We pray for it, we slave for it, we devote our best years and finest talents to acquire it. And then we blame it for all our ills.
In particular, two basic accusations are leveled against the dollar:
But is the dollar really at fault? Is a six-and-one-eighth by two-and-five-eighths inch piece of green and white paper to be blamed for the fact that we have transformed the ultimate means into an ultimate end? That a most potent social glue is used to build walls of hostility and fortresses of isolation? What does the dollar itself say about its intended and perverted uses?
By divine providence, the designers of the dollar inscribed on it two key phrases. The first, which extends above the large “ONE” on its reverse side, is “In G-d we trust.” Not I, says the dollar, can provide you with solace from the pain of life and security against its uncertainties; not I should serve as the object of your yearning and the focus of your striving.

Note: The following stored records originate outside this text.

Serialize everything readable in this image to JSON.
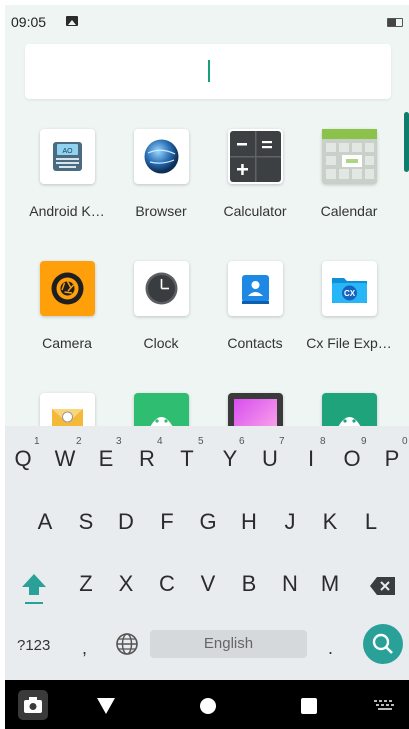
{
  "status_bar": {
    "time": "09:05"
  },
  "apps": [
    {
      "label": "Android K…",
      "icon": "android-keyboard-icon"
    },
    {
      "label": "Browser",
      "icon": "browser-globe-icon"
    },
    {
      "label": "Calculator",
      "icon": "calculator-icon"
    },
    {
      "label": "Calendar",
      "icon": "calendar-icon"
    },
    {
      "label": "Camera",
      "icon": "camera-icon"
    },
    {
      "label": "Clock",
      "icon": "clock-icon"
    },
    {
      "label": "Contacts",
      "icon": "contacts-icon"
    },
    {
      "label": "Cx File Exp…",
      "icon": "cx-file-explorer-icon"
    },
    {
      "label": "",
      "icon": "email-icon"
    },
    {
      "label": "",
      "icon": "android-app-icon"
    },
    {
      "label": "",
      "icon": "gallery-icon"
    },
    {
      "label": "",
      "icon": "android-app-icon"
    }
  ],
  "keyboard": {
    "row1": [
      "Q",
      "W",
      "E",
      "R",
      "T",
      "Y",
      "U",
      "I",
      "O",
      "P"
    ],
    "row1_hints": [
      "1",
      "2",
      "3",
      "4",
      "5",
      "6",
      "7",
      "8",
      "9",
      "0"
    ],
    "row2": [
      "A",
      "S",
      "D",
      "F",
      "G",
      "H",
      "J",
      "K",
      "L"
    ],
    "row3": [
      "Z",
      "X",
      "C",
      "V",
      "B",
      "N",
      "M"
    ],
    "symbols_label": "?123",
    "comma_label": ",",
    "period_label": ".",
    "space_label": "English"
  },
  "icons": {
    "shift": "shift-up-arrow-icon",
    "backspace": "backspace-icon",
    "language": "globe-icon",
    "search": "search-icon",
    "nav_screenshot": "camera-icon",
    "nav_back": "back-triangle-icon",
    "nav_home": "home-circle-icon",
    "nav_recents": "recents-square-icon",
    "nav_keyboard": "keyboard-icon"
  },
  "colors": {
    "accent": "#2aa198",
    "cursor": "#18a078",
    "drawer_bg": "#eef5f3",
    "keyboard_bg": "#e8ecef"
  }
}
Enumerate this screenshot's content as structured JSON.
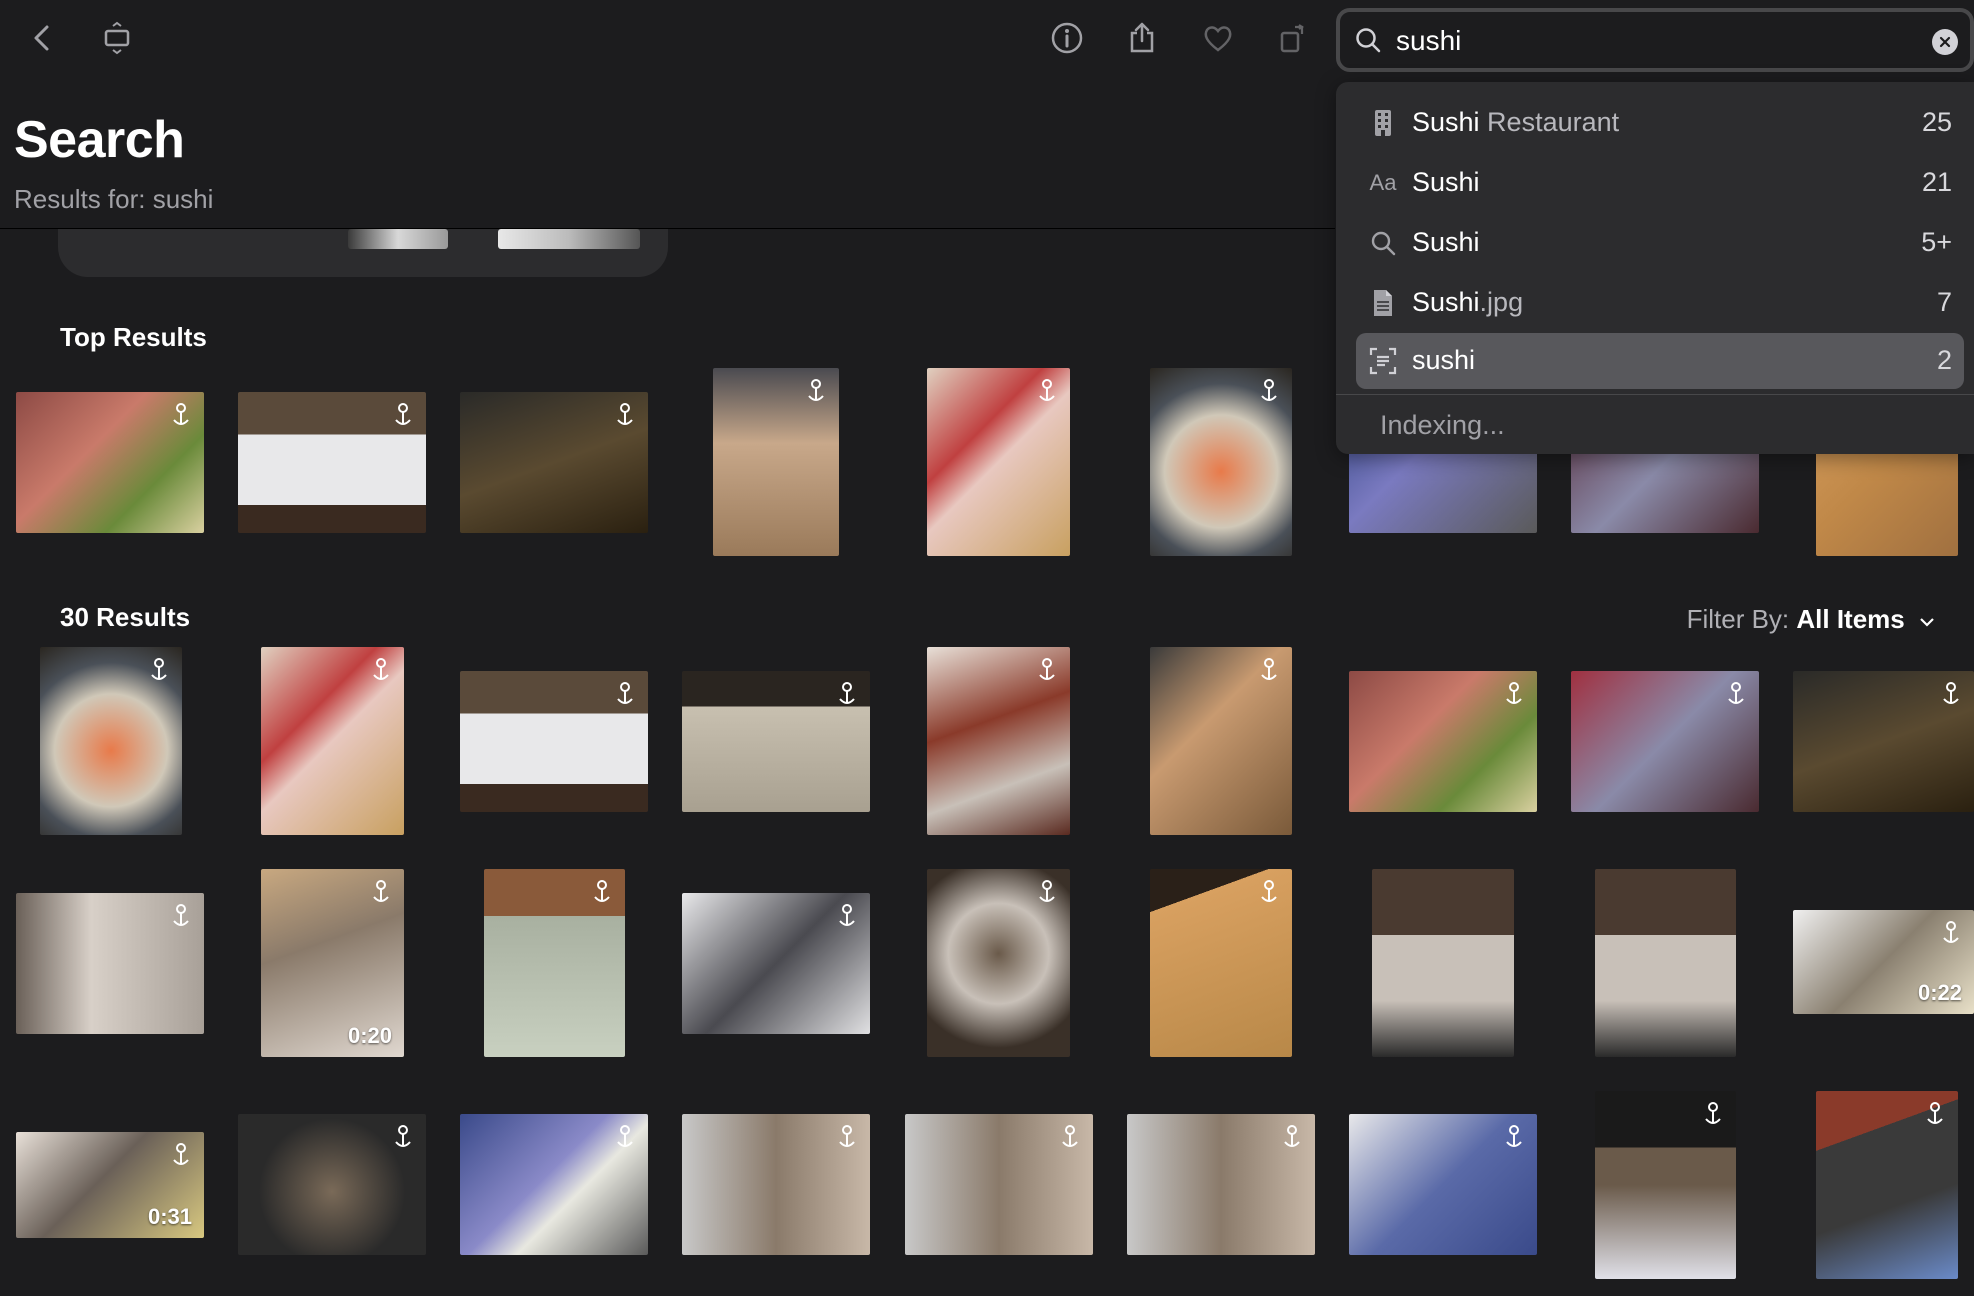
{
  "toolbar": {
    "buttons": [
      {
        "name": "back-button",
        "icon": "chevron-left-icon"
      },
      {
        "name": "slideshow-button",
        "icon": "slideshow-icon"
      },
      {
        "name": "info-button",
        "icon": "info-icon"
      },
      {
        "name": "share-button",
        "icon": "share-icon"
      },
      {
        "name": "favorite-button",
        "icon": "heart-icon"
      },
      {
        "name": "rotate-button",
        "icon": "rotate-icon"
      }
    ]
  },
  "header": {
    "title": "Search",
    "subtitle": "Results for: sushi"
  },
  "search": {
    "value": "sushi",
    "suggestions": [
      {
        "icon": "building-icon",
        "glyph": "▦",
        "strong": "Sushi",
        "dim": " Restaurant",
        "count": "25"
      },
      {
        "icon": "text-icon",
        "glyph": "Aa",
        "strong": "Sushi",
        "dim": "",
        "count": "21"
      },
      {
        "icon": "search-icon",
        "glyph": "",
        "strong": "Sushi",
        "dim": "",
        "count": "5+"
      },
      {
        "icon": "document-icon",
        "glyph": "",
        "strong": "Sushi",
        "dim": ".jpg",
        "count": "7"
      },
      {
        "icon": "text-recognition-icon",
        "glyph": "",
        "strong": "sushi",
        "dim": "",
        "count": "2",
        "selected": true
      }
    ],
    "indexing": "Indexing..."
  },
  "sections": {
    "top_title": "Top Results",
    "results_title": "30 Results",
    "filter_label": "Filter By:",
    "filter_value": "All Items"
  },
  "durations": [
    "0:20",
    "0:22",
    "0:31"
  ],
  "colors": {
    "background": "#1c1c1e",
    "dropdown": "#2c2c2e",
    "selected_row": "#58585c",
    "secondary_text": "#a1a1a6"
  }
}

The dollar says: Do not trust in me—trust in G-d. Do not serve me—use me to serve G-d.
The second phrase, inscribed on the face of the Great Seal of the United States reproduced to the right, is “E pluribus unum” (“Out of many, one”). Yes, the world we perceive with our eyes of flesh is a plural world, a world of great variety and diversity. But our mission in life is to make of the many one, to unite these diverse forces into a harmonious expression of the oneness of their Creator.
People are different—differently endowed with talents, resources and opportunities. Money can deepen these differences, when it is used to hoard wealth, reward privilege and exploit the needy. But money is far more suited to unite and equalize. It is the ultimate abstractor, converting goods, talent and toil into a commodity that can easily be traded and shared. It is a medium of generosity and cooperation between men and nations, a consolidator of resources to a common end.
Based on the Rebbe’s talks on Sukkot 5744 (1983), Tishrei 6, 5745 (October 2, 1984), and on other occasions